I have been active in the anti-abortion movement for nearly twenty years and I support the idea of protecting the unborn from the moment of fertilization. However, as the New York Times pointed out recently, "personhood" laws meant to protect unborn life can go dangerously off the rails and become a tyrannical nanny state. This must be opposed.
It is estimated that up to half of all pregnancies end in a natural spontaneous miscarriage. (Also, one hundred percent of babies born healthy will die eventually.) It is a tragic loss for families who suffer the loss of a pregnancy, and it is especially difficult when a baby unexpectedly dies in the womb and is stillborn. The last thing that a grieving mother needs when facing a miscarriage despite her best intentions and efforts is to be prosecuted (persecuted?) by an overzealous government.
Even worse is when prosecutors persecute women for medical decisions made in good faith. A doctor may think in some cases, for example, that the best option for the baby is to be delivered by a C-Section. The mother may disagree, and it is entirely possible the doctor could be wrong. It is evil and tyrannical for the state to force an invasive surgery on a mother who chooses vaginal delivery, or to seek to punish her after the fact for a private medical decision with no malicious intention.
I want to see unborn life protected, but there is a huge gulf between prohibiting the willful, intentional termination of an unborn baby's life and an oppressive, tyrannical Nanny State forcing its will on mothers or putting all pregnant women under suspicion simply because of a natural biological process.

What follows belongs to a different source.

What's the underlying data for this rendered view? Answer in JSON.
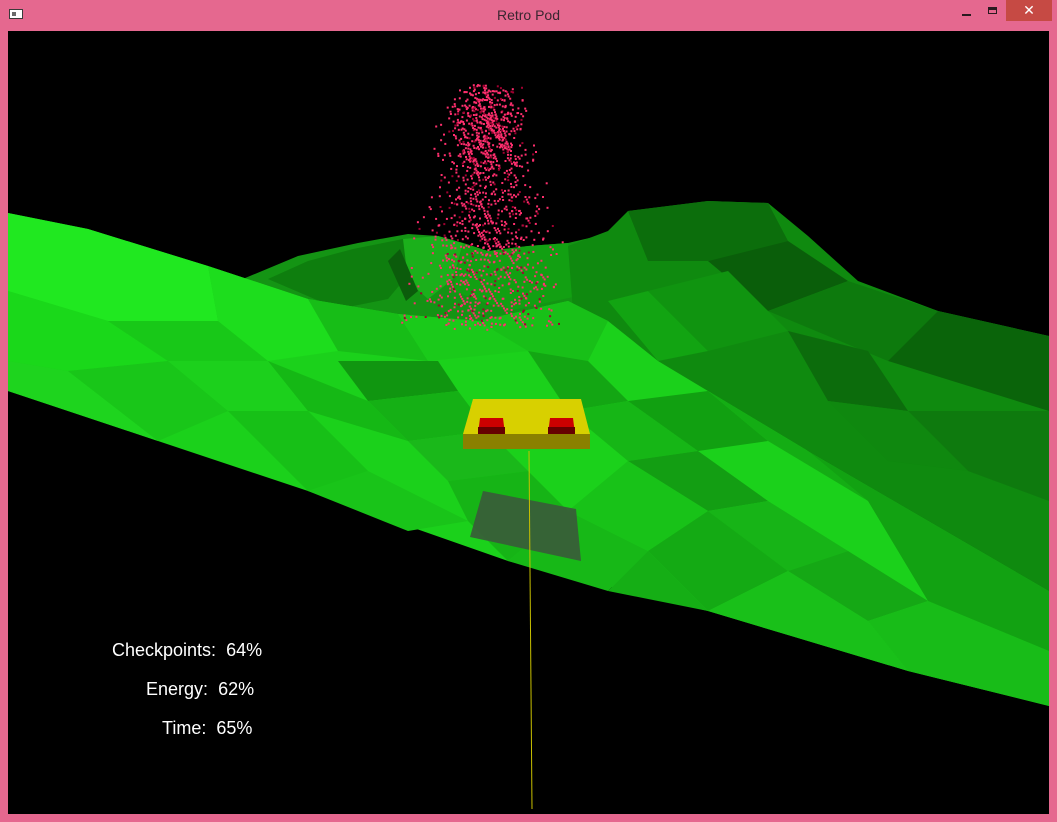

Abortion opponents must be emphatic and uncompromising in opposing such abuses by the government.